“We tried to go back to the roots of the union, to educate them. We had so many members calling other members and explaining to them [why they should vote with the union],” said Frank Mahoney, spokesman in Philadelphia for the Eastern Atlantic States Regional Council of Carpenters. “We felt that the issues were important and that we should do this.”
The theoretical potential to inspire building trades workers behind a Democratic candidate wasn’t lost on union political strategists.
“The building trades have the potential to be a significant force in the 2020 election,” Steve Rosenthal, a strategist and former AFL-CIO political director told Politico 14 months ago. “The building trades know how to mobilize their members and move votes,” he added.
When the time comes to fill in their ballots, however, official union support doesn't translate into 100% reliable support from members.
“Our membership is very much [like] the makeup of the country,” Mahoney said on Nov. 6 with Biden then leading in the Pennsylvania tally of mail votes. “We’re excited—I’m not calling [the election] ... Joe Biden said he’ll be the best union president there is, and we’re looking forward to working with him if he is elected.”
Pennsylvania has its own political chemistry, however, and Boilermakers' union Local 154 in Pittsburgh backed Trump early in the contest, for obvious business reasons.
Declining coal production, more offshoring of industry, stricter environmental regulations and decades of soft job markets have punished Pennsylvania workers.

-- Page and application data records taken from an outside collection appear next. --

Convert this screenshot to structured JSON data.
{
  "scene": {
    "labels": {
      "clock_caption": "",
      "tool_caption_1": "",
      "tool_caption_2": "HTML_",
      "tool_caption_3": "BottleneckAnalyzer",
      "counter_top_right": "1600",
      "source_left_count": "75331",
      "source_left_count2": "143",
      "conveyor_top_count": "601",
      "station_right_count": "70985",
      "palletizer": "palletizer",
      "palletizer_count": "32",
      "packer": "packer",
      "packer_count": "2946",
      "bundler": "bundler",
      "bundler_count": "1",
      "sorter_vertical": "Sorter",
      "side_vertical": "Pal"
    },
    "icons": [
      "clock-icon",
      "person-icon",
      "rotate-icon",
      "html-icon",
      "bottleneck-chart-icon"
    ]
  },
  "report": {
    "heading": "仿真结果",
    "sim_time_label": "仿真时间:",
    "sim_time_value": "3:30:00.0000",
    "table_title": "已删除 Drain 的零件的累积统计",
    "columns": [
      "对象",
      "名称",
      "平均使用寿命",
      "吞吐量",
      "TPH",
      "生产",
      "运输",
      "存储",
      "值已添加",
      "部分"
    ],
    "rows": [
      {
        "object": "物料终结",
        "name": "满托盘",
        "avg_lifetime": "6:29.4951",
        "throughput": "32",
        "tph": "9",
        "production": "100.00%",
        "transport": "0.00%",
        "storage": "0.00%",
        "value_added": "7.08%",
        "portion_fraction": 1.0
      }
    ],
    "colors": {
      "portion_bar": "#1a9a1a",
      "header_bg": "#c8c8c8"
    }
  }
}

Development of the state’s Marcellus shale formation and harvesting natural gas through fracking have been huge boons for the state and its trades.
The ongoing construction of the $6-billion Pennsylvania Shell ethylene cracker plant in Beaver County near Pittsburgh, now more than 70% complete, is viewed as a great economic generator rather than as a soon-to-be legacy polluter.
John Hughes, business manager for Local 154, says that an agenda that includes penalties for fossil fuel and coal use would be devastating to the union and for industry. His union has backed Trump all year.
“Biden wants to do away with fossil fuels [and that’s the same as] wanting to do away with my job,” he said two days before the vice president's electoral victory. “We’re still holding on to hope that Trump is going to win this election.”